I offer this passage (excerpted) from St. Gregory Nazianzen, bishop and doctor of the church in the fourth century from the Advent Office of Readings:
“He [Jesus] takes to himself all that is human, except sin (unfaithfulness) .
He comes forth as God, in the human nature he has taken, one being, made of two contrary elements, flesh and spirit.
Spirit gave divinity, flesh receives it.
He who makes rich is made poor;
he takes on the poverty of my flesh, that I may gain the riches of divinity.
He who was full is made empty;
he is emptied for a brief space of glory, that I may share in his fullness.
We need God to become one of us and with us.
To help us like and love ourselves.
To realize that Love and Beauty and all good things are our destiny.

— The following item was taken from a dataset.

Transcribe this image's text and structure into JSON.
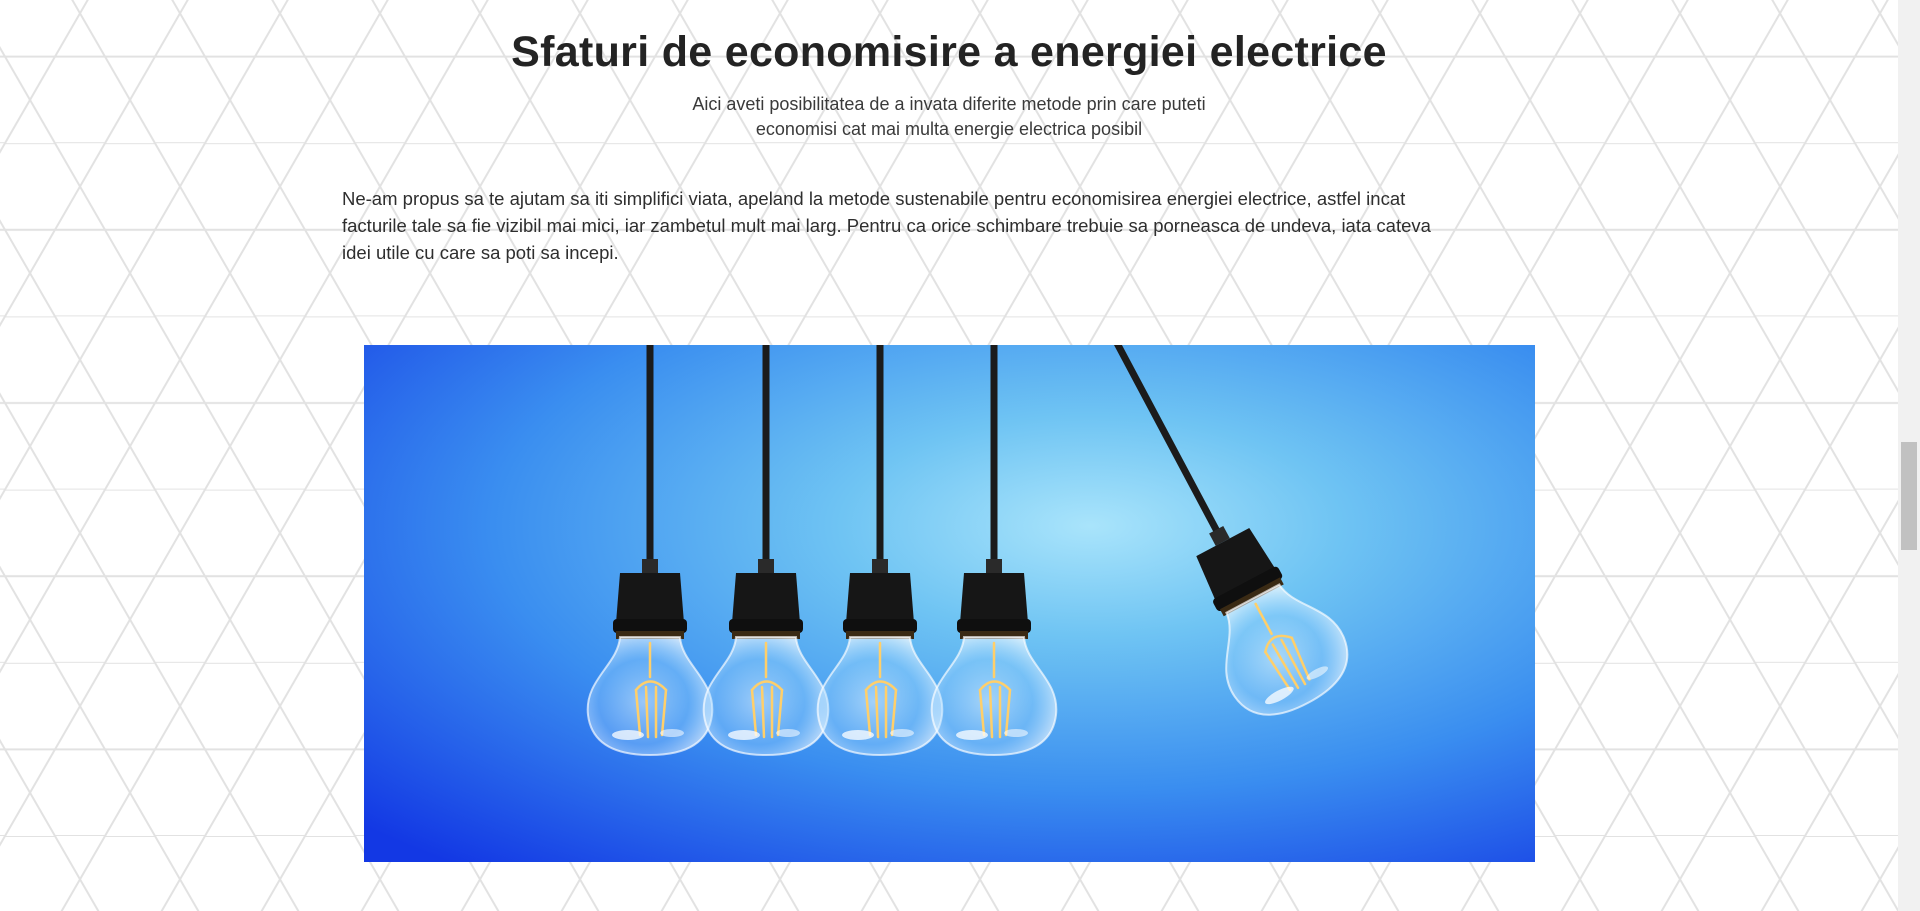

We need God to invite us to our future instead of destroying ourselves.
If only we believed.
If only we believed.
Take time today to allow this story of God’s love affair with the human race to touch you,
embrace you, and heal your heart, and transform your life as it has mine.
And continues to do so, day after day after day
because I, for one, really, really, really like being caught up in Love!
And for your listening pleasure here’s a selection from Handel’s Messiah: “Rejoice, Greatly, O Daughter Zion!” Click here. Be sure to turn up your speakers and enter full screen.
And here are today’s Mass readings for the Feast of St. Lucy. Click here.